The idea is to track eye movements and other mental and physical characteristics of the developers, in order to spot when their alertness levels drop or they are struggling with a task -- which is when errors are most likely to creep into their work.
Microsoft might have seen sales of the Xbox One more than double in June, but the games console is still being outsold by Sony’s PS4, according to industry-tracking firm NPD Group.
While the uncoupling of the Kinect and introduction of a $399 base model has caused a clear sales spike it will likely be some time before we see whether that's enough to help the Xbox One catch up to its rival.
Microsoft is keen to get its tiled OS on as many devices, from as many hardware makers, as possible. It introduced the license-free Windows with Bing back in May as part of this push, but prior to that, at Build 2014, it announced it would be offering Windows for free to OEMs and ODMs on all tablets smaller than nine inches.
The dream of an army of smaller devices running Windows 8.1 has suffered a major setback now though with news that one of the largest Windows device makers, Lenovo, has decided to kill off its smaller tablets in the US, citing lack of interest.

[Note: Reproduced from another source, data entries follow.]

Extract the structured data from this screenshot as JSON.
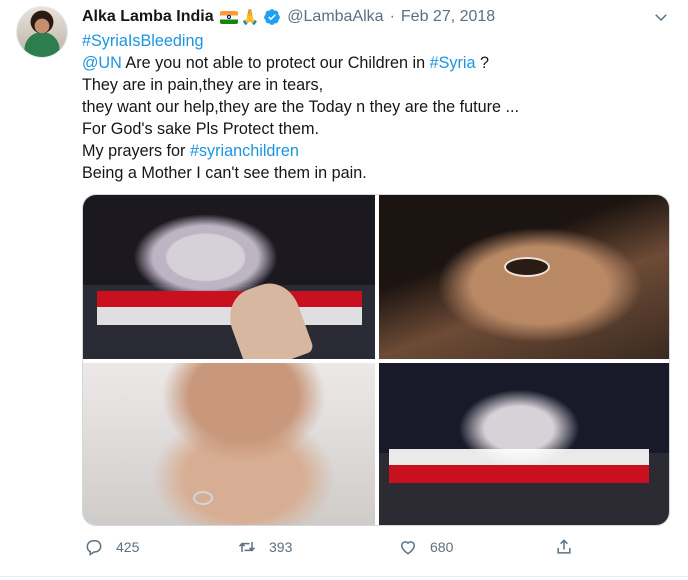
{
  "author": {
    "name": "Alka Lamba India",
    "emoji": "🙏",
    "handle": "@LambaAlka",
    "separator": "·",
    "date": "Feb 27, 2018"
  },
  "tweet": {
    "lines": [
      [
        {
          "t": "#SyriaIsBleeding",
          "link": true
        }
      ],
      [
        {
          "t": "@UN",
          "link": true
        },
        {
          "t": " Are you not able to protect our Children in ",
          "link": false
        },
        {
          "t": "#Syria",
          "link": true
        },
        {
          "t": " ?",
          "link": false
        }
      ],
      [
        {
          "t": "They are in pain,they are in tears,",
          "link": false
        }
      ],
      [
        {
          "t": "they want our help,they are the Today n they are the future ...",
          "link": false
        }
      ],
      [
        {
          "t": "For God's sake Pls Protect them.",
          "link": false
        }
      ],
      [
        {
          "t": "My prayers for ",
          "link": false
        },
        {
          "t": "#syrianchildren",
          "link": true
        }
      ],
      [
        {
          "t": "Being a Mother I can't see them in pain.",
          "link": false
        }
      ]
    ]
  },
  "stats": {
    "replies": "425",
    "retweets": "393",
    "likes": "680"
  },
  "colors": {
    "link": "#1b95e0",
    "muted": "#5b7083",
    "text": "#14171a"
  }
}
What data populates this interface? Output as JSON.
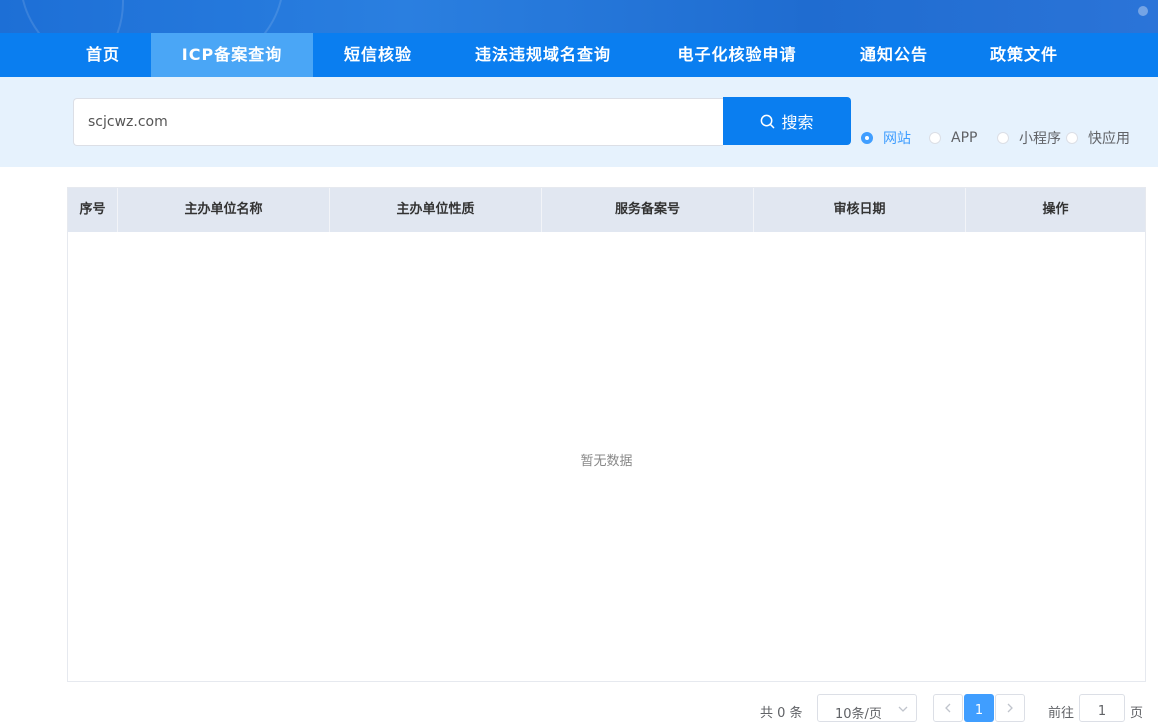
{
  "nav": {
    "items": [
      {
        "label": "首页"
      },
      {
        "label": "ICP备案查询"
      },
      {
        "label": "短信核验"
      },
      {
        "label": "违法违规域名查询"
      },
      {
        "label": "电子化核验申请"
      },
      {
        "label": "通知公告"
      },
      {
        "label": "政策文件"
      }
    ],
    "active_index": 1
  },
  "search": {
    "value": "scjcwz.com",
    "button_label": "搜索",
    "button_icon": "search-icon",
    "types": [
      {
        "label": "网站",
        "checked": true
      },
      {
        "label": "APP",
        "checked": false
      },
      {
        "label": "小程序",
        "checked": false
      },
      {
        "label": "快应用",
        "checked": false
      }
    ]
  },
  "table": {
    "columns": [
      "序号",
      "主办单位名称",
      "主办单位性质",
      "服务备案号",
      "审核日期",
      "操作"
    ],
    "rows": [],
    "empty_text": "暂无数据"
  },
  "pagination": {
    "total": "共 0 条",
    "page_size": "10条/页",
    "current_page": "1",
    "goto_label": "前往",
    "goto_value": "1",
    "page_suffix": "页"
  },
  "colors": {
    "nav_bg": "#0a7ef0",
    "nav_active": "#4aa6f6",
    "search_band": "#e6f2fd",
    "accent": "#409eff",
    "table_header": "#e1e7f1"
  }
}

Microsoft is the master of product placement. Watch almost any American-made TV show and at some point it’s likely one of the characters will whip out their Windows Phone, fire up their Surface, or use Windows 8.x. No one in those shows ever seems to own an iPad or an Android phone, which is odd considering that in the real world, most people do.
I caught up with the latest episode of CBS show Under the Dome last night, and for a brief moment thought I was watching an advert for Surface, so prevalent was Microsoft’s slate. The problem was… [spoilers ahead]

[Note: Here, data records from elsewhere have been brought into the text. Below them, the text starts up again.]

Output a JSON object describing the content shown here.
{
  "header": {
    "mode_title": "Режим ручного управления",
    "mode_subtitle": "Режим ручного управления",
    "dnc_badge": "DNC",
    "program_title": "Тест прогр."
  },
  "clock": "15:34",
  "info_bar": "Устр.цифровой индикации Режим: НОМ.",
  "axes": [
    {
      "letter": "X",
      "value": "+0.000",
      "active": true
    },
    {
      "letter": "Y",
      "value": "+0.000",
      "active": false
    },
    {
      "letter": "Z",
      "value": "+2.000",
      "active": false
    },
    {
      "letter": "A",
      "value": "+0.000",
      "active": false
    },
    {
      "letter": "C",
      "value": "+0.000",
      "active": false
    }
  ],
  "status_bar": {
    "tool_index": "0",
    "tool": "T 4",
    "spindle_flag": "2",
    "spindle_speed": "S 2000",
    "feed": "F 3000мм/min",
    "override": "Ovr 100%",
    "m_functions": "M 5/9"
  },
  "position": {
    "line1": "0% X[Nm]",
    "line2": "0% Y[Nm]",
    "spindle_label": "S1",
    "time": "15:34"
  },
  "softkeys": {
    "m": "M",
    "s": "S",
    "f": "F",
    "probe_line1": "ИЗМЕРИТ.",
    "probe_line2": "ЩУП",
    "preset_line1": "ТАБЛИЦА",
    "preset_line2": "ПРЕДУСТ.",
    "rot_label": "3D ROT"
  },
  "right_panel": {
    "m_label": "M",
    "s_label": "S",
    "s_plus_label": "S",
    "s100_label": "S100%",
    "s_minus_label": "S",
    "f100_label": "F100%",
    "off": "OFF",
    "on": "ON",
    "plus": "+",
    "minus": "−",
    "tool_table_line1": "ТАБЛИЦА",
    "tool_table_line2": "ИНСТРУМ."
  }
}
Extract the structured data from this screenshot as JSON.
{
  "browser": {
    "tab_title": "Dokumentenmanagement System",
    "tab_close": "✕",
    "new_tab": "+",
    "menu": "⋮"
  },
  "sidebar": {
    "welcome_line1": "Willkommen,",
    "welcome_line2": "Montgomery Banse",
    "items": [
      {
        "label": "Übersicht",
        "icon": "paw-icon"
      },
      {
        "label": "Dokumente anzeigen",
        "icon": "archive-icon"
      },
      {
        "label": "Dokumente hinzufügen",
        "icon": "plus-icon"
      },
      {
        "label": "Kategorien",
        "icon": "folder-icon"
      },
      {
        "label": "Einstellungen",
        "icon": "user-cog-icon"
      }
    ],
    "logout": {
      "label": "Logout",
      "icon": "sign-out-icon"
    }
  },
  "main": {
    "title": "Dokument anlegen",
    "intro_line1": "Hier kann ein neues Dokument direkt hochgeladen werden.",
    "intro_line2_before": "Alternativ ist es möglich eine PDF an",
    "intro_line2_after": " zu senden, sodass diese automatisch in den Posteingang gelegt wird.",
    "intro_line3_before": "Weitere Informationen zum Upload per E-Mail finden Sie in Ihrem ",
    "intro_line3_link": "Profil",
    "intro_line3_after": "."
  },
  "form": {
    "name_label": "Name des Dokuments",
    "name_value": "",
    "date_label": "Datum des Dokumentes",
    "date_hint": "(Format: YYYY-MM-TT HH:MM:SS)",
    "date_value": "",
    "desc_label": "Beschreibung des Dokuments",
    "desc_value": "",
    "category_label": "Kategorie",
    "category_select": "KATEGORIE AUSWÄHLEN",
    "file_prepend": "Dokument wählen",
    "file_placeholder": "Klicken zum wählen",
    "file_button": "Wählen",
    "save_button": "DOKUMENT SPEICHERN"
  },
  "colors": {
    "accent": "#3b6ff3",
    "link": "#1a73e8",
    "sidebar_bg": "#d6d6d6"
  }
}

A fan of Microsoft’s new gaming console? Prepare to rejoice. While up until now the Xbox One has been roundly thrashed by its arch rival, Sony’s PlayStation 4, it seems uncoupling the Kinect in order to allow the device to compete on price is paying dividends.
According to Microsoft, since the new Xbox One offering launched on June 9th, the company has seen sales more than double in the US, compared to May’s figures. Fantastic! But hold on… Maybe don’t start that party just yet.

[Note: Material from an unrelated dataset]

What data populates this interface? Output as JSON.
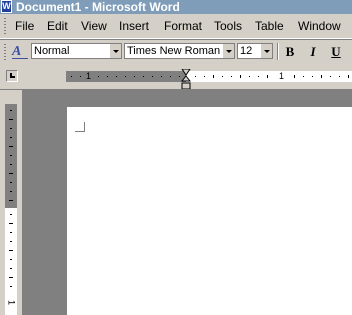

Microsoft CEO Satya Nadella is delivering a keynote today at the Worldwide Partner Conference and you watch what the tech giant’s new boss has to say here.
Monday's Vision Keynote covered a wide range of topics, including Windows Phone’s shipments, forthcoming Windows devices, and there was even some hints on what to expect from Windows 9.
The Vision Keynote for the WPC 2014 has ended now, and Microsoft covered a wide range of topics, and even delivered some surprising news -- Windows Phone is apparently now the fastest growing mobile operating system, with more shipments than iPhone in 24 markets.
Microsoft also talked about forthcoming Windows devices, including $99 tablets, and even had some news about the next version of its operating system, Windows 9. If you didn’t attend the conference, and would like to know more about what Microsoft revealed, you can watch the keynote here. And because it’s not live, you can even skip through all the boring bits, and the music!
We got our first glimpse of the future Windows Start menu at this year's Build Developer Conference, but since then Microsoft has kept the much requested feature well under wraps.
Over the past couple of weeks we've seen some screens purporting to be from leaked versions of the next major Windows release. They certainly look the part, but are they the real deal?
We’re big fans of the Raspberry Pi here at BetaNews. The popular (not to mention super-affordable) credit card-sized ARM GNU/Linux computer was designed to bring programming back into schools but has quickly found an audience way beyond that.
The Pi is available in two variations -- the $25 Model A, which comes with just the one USB port and no Ethernet, and the more advanced $35 Model B with Ethernet and two USB ports. Today, however, there’s a third choice -- the Model B+.